PROMPT
Each line of the entries that mentions the string "content" needs to be reported.

App and web page records:
= = = = =

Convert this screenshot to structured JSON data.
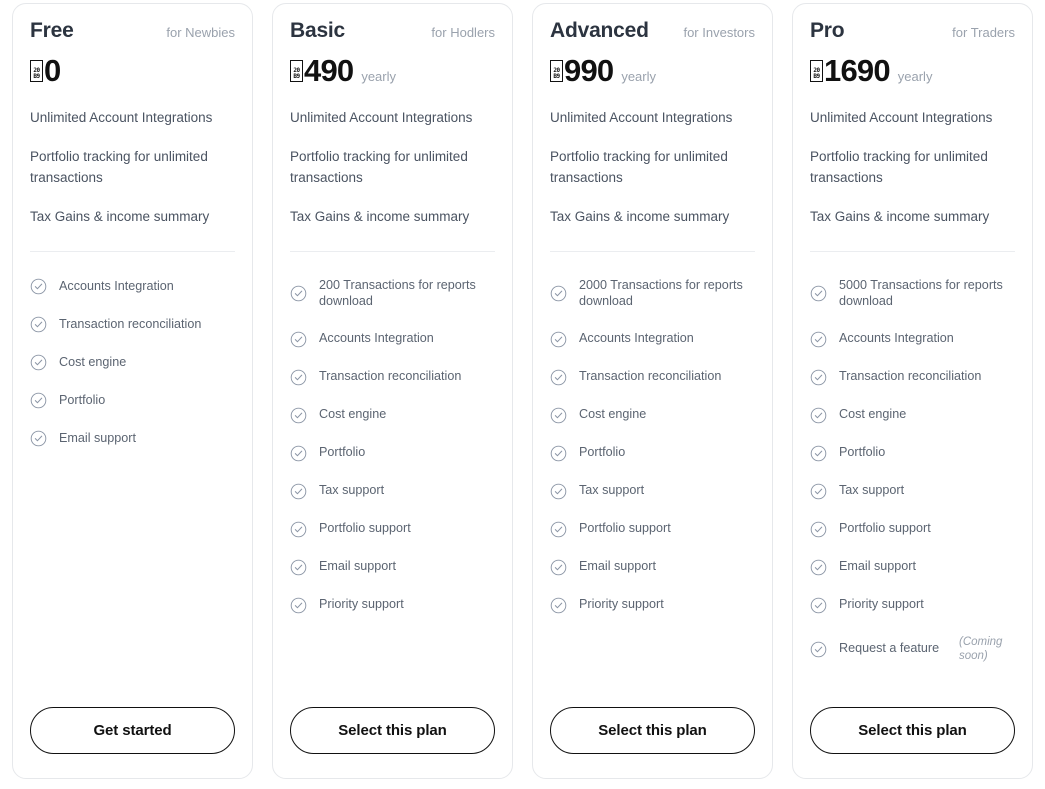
{
  "currency": {
    "glyph_missing": true,
    "codepoint_hi": "20",
    "codepoint_lo": "B9",
    "symbol_name": "indian-rupee-sign"
  },
  "plans": [
    {
      "name": "Free",
      "audience": "for Newbies",
      "price": "0",
      "period": "",
      "highlights": [
        "Unlimited Account Integrations",
        "Portfolio tracking for unlimited transactions",
        "Tax Gains & income summary"
      ],
      "features": [
        {
          "label": "Accounts Integration",
          "note": ""
        },
        {
          "label": "Transaction reconciliation",
          "note": ""
        },
        {
          "label": "Cost engine",
          "note": ""
        },
        {
          "label": "Portfolio",
          "note": ""
        },
        {
          "label": "Email support",
          "note": ""
        }
      ],
      "cta": "Get started"
    },
    {
      "name": "Basic",
      "audience": "for Hodlers",
      "price": "490",
      "period": "yearly",
      "highlights": [
        "Unlimited Account Integrations",
        "Portfolio tracking for unlimited transactions",
        "Tax Gains & income summary"
      ],
      "features": [
        {
          "label": "200 Transactions for reports download",
          "note": ""
        },
        {
          "label": "Accounts Integration",
          "note": ""
        },
        {
          "label": "Transaction reconciliation",
          "note": ""
        },
        {
          "label": "Cost engine",
          "note": ""
        },
        {
          "label": "Portfolio",
          "note": ""
        },
        {
          "label": "Tax support",
          "note": ""
        },
        {
          "label": "Portfolio support",
          "note": ""
        },
        {
          "label": "Email support",
          "note": ""
        },
        {
          "label": "Priority support",
          "note": ""
        }
      ],
      "cta": "Select this plan"
    },
    {
      "name": "Advanced",
      "audience": "for Investors",
      "price": "990",
      "period": "yearly",
      "highlights": [
        "Unlimited Account Integrations",
        "Portfolio tracking for unlimited transactions",
        "Tax Gains & income summary"
      ],
      "features": [
        {
          "label": "2000 Transactions for reports download",
          "note": ""
        },
        {
          "label": "Accounts Integration",
          "note": ""
        },
        {
          "label": "Transaction reconciliation",
          "note": ""
        },
        {
          "label": "Cost engine",
          "note": ""
        },
        {
          "label": "Portfolio",
          "note": ""
        },
        {
          "label": "Tax support",
          "note": ""
        },
        {
          "label": "Portfolio support",
          "note": ""
        },
        {
          "label": "Email support",
          "note": ""
        },
        {
          "label": "Priority support",
          "note": ""
        }
      ],
      "cta": "Select this plan"
    },
    {
      "name": "Pro",
      "audience": "for Traders",
      "price": "1690",
      "period": "yearly",
      "highlights": [
        "Unlimited Account Integrations",
        "Portfolio tracking for unlimited transactions",
        "Tax Gains & income summary"
      ],
      "features": [
        {
          "label": "5000 Transactions for reports download",
          "note": ""
        },
        {
          "label": "Accounts Integration",
          "note": ""
        },
        {
          "label": "Transaction reconciliation",
          "note": ""
        },
        {
          "label": "Cost engine",
          "note": ""
        },
        {
          "label": "Portfolio",
          "note": ""
        },
        {
          "label": "Tax support",
          "note": ""
        },
        {
          "label": "Portfolio support",
          "note": ""
        },
        {
          "label": "Email support",
          "note": ""
        },
        {
          "label": "Priority support",
          "note": ""
        },
        {
          "label": "Request a feature",
          "note": "(Coming soon)"
        }
      ],
      "cta": "Select this plan"
    }
  ],
  "colors": {
    "card_border": "#e6e8eb",
    "divider": "#ebedf0",
    "plan_name": "#2c3440",
    "muted": "#9aa2ad",
    "body_text": "#5b6471",
    "price": "#111111",
    "check_icon": "#8b95a5"
  }
}
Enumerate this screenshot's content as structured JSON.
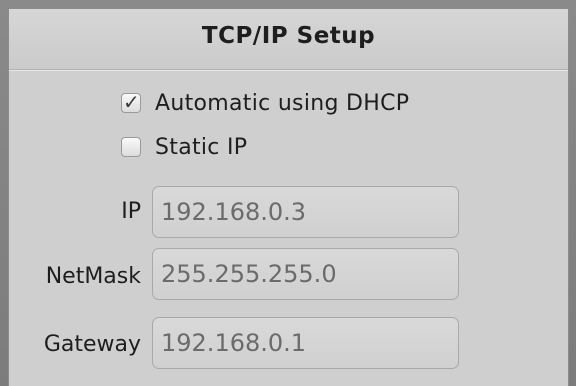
{
  "title": "TCP/IP Setup",
  "options": {
    "dhcp": {
      "label": "Automatic using DHCP",
      "checked": true
    },
    "static": {
      "label": "Static IP",
      "checked": false
    }
  },
  "fields": {
    "ip": {
      "label": "IP",
      "value": "192.168.0.3"
    },
    "netmask": {
      "label": "NetMask",
      "value": "255.255.255.0"
    },
    "gateway": {
      "label": "Gateway",
      "value": "192.168.0.1"
    }
  },
  "icons": {
    "checked": "checkmark-icon"
  }
}
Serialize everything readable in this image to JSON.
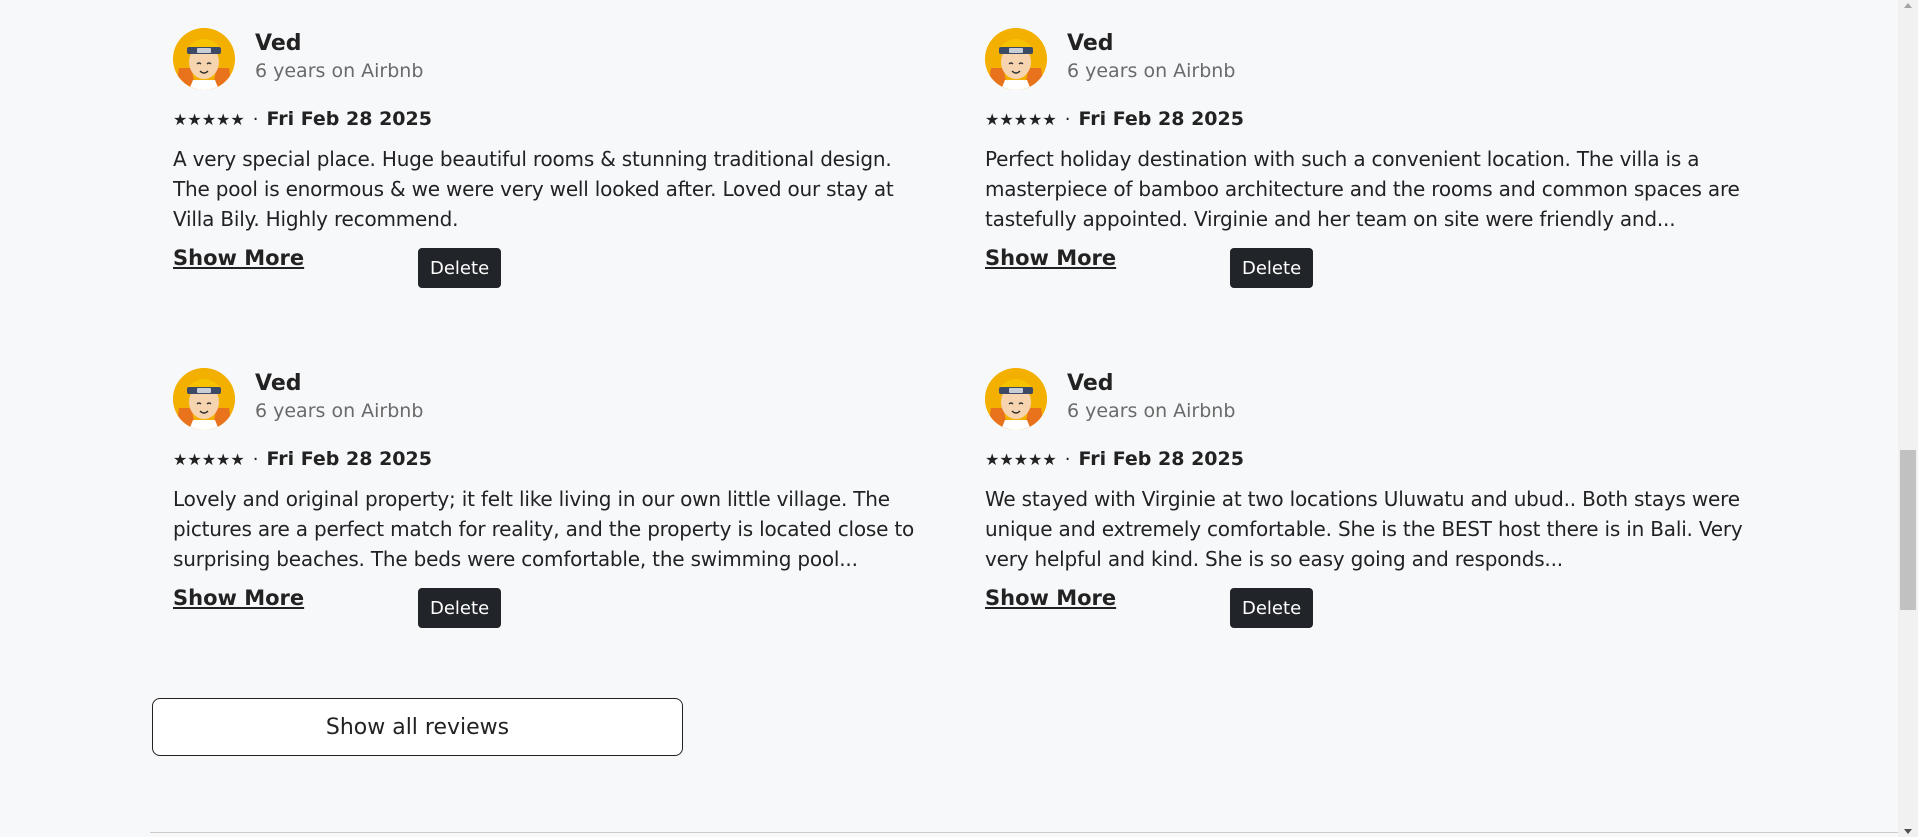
{
  "reviews": [
    {
      "name": "Ved",
      "tenure": "6 years on Airbnb",
      "stars": "★★★★★",
      "separator": "·",
      "date": "Fri Feb 28 2025",
      "text": "A very special place. Huge beautiful rooms & stunning traditional design. The pool is enormous & we were very well looked after. Loved our stay at Villa Bily. Highly recommend.",
      "show_more_label": "Show More",
      "delete_label": "Delete"
    },
    {
      "name": "Ved",
      "tenure": "6 years on Airbnb",
      "stars": "★★★★★",
      "separator": "·",
      "date": "Fri Feb 28 2025",
      "text": "Perfect holiday destination with such a convenient location. The villa is a masterpiece of bamboo architecture and the rooms and common spaces are tastefully appointed. Virginie and her team on site were friendly and...",
      "show_more_label": "Show More",
      "delete_label": "Delete"
    },
    {
      "name": "Ved",
      "tenure": "6 years on Airbnb",
      "stars": "★★★★★",
      "separator": "·",
      "date": "Fri Feb 28 2025",
      "text": "Lovely and original property; it felt like living in our own little village. The pictures are a perfect match for reality, and the property is located close to surprising beaches. The beds were comfortable, the swimming pool...",
      "show_more_label": "Show More",
      "delete_label": "Delete"
    },
    {
      "name": "Ved",
      "tenure": "6 years on Airbnb",
      "stars": "★★★★★",
      "separator": "·",
      "date": "Fri Feb 28 2025",
      "text": "We stayed with Virginie at two locations Uluwatu and ubud.. Both stays were unique and extremely comfortable. She is the BEST host there is in Bali. Very very helpful and kind. She is so easy going and responds...",
      "show_more_label": "Show More",
      "delete_label": "Delete"
    }
  ],
  "show_all_label": "Show all reviews",
  "colors": {
    "background": "#f7f8fa",
    "text": "#222222",
    "muted": "#6a6a6a",
    "delete_bg": "#212529",
    "avatar_bg": "#f4b000"
  },
  "icons": {
    "avatar": "cartoon-avatar-icon",
    "stars": "star-icon"
  }
}
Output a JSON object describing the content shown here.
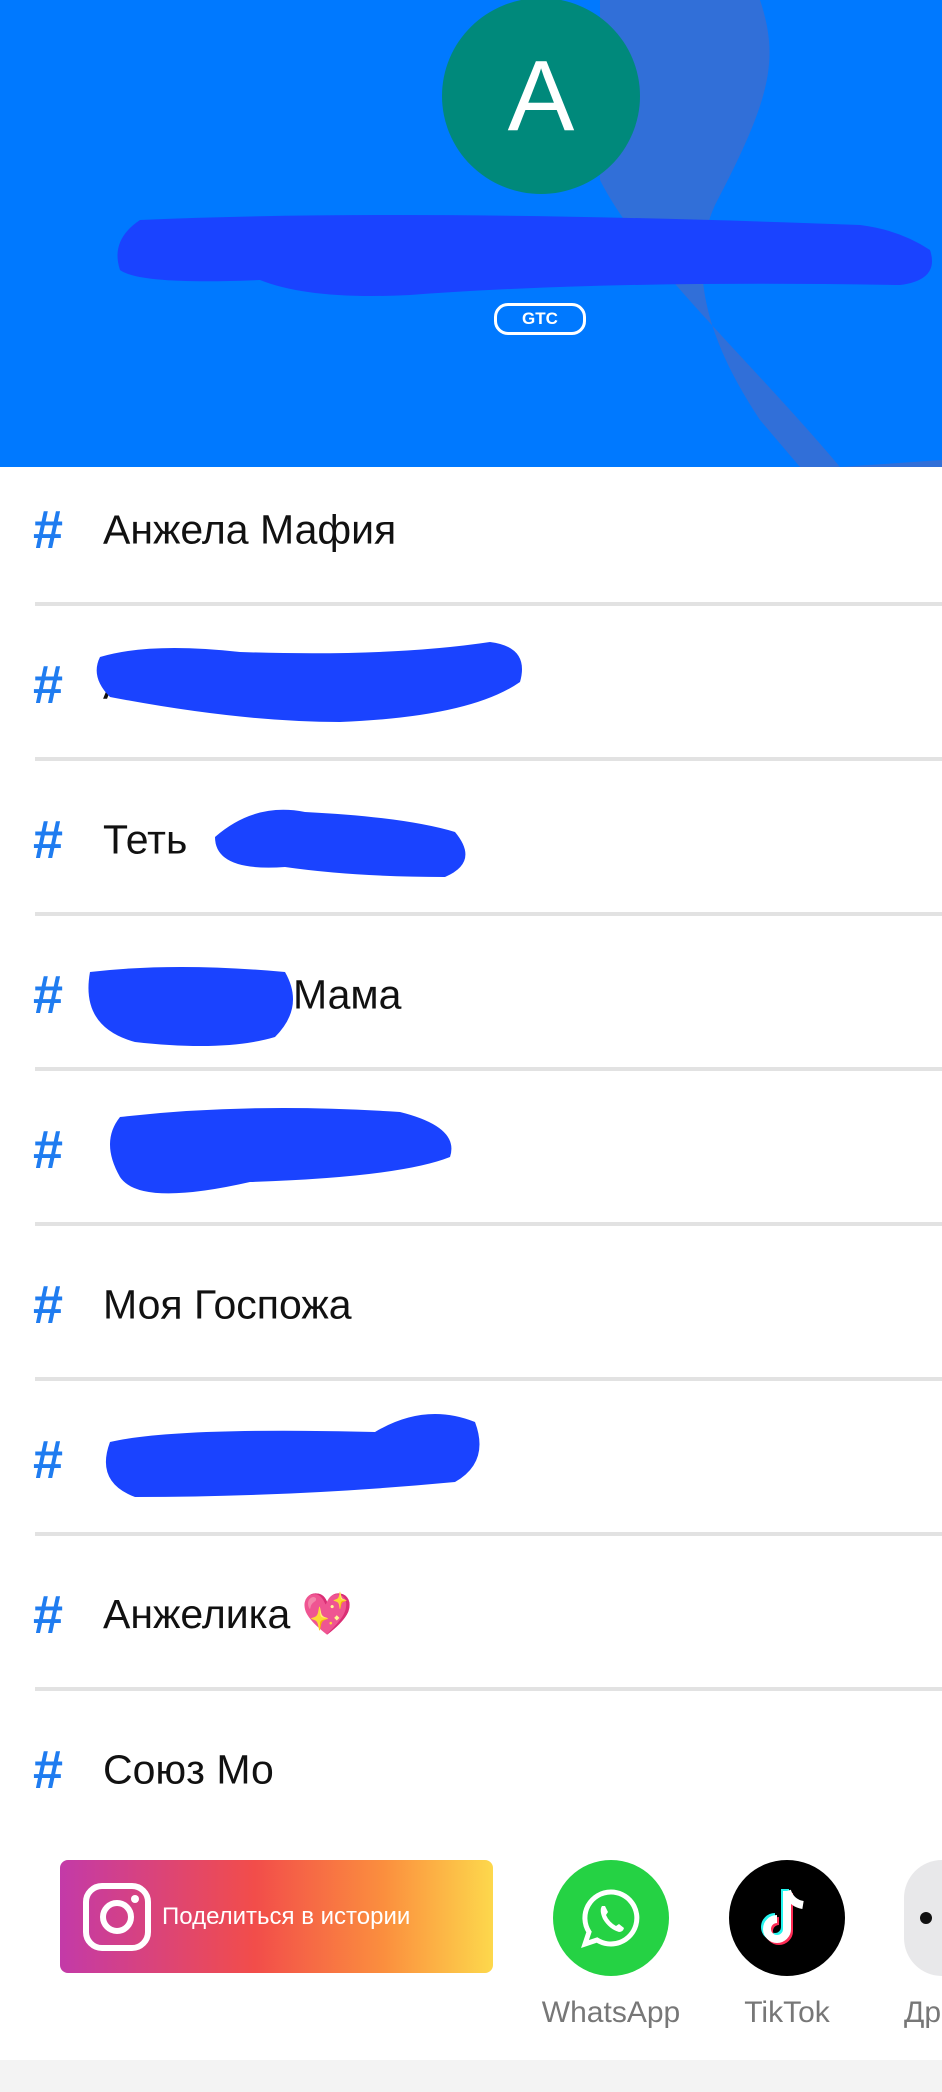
{
  "header": {
    "avatar_letter": "A",
    "badge": "GTC",
    "background_color": "#0079ff",
    "avatar_color": "#00897b"
  },
  "contacts": [
    {
      "label": "Анжела Мафия"
    },
    {
      "label": "А"
    },
    {
      "label": "Теть"
    },
    {
      "label": "Мама"
    },
    {
      "label": ""
    },
    {
      "label": "Моя Госпожа"
    },
    {
      "label": ""
    },
    {
      "label": "Анжелика 💖"
    },
    {
      "label": "Союз Мо"
    }
  ],
  "hash_symbol": "#",
  "share": {
    "instagram_label": "Поделиться в истории",
    "whatsapp_label": "WhatsApp",
    "tiktok_label": "TikTok",
    "more_label": "Др"
  }
}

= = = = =

WRITTEN RESPONSE
Enumerate this screenshot's content as structured JSON.
Output a JSON object describing the content shown here.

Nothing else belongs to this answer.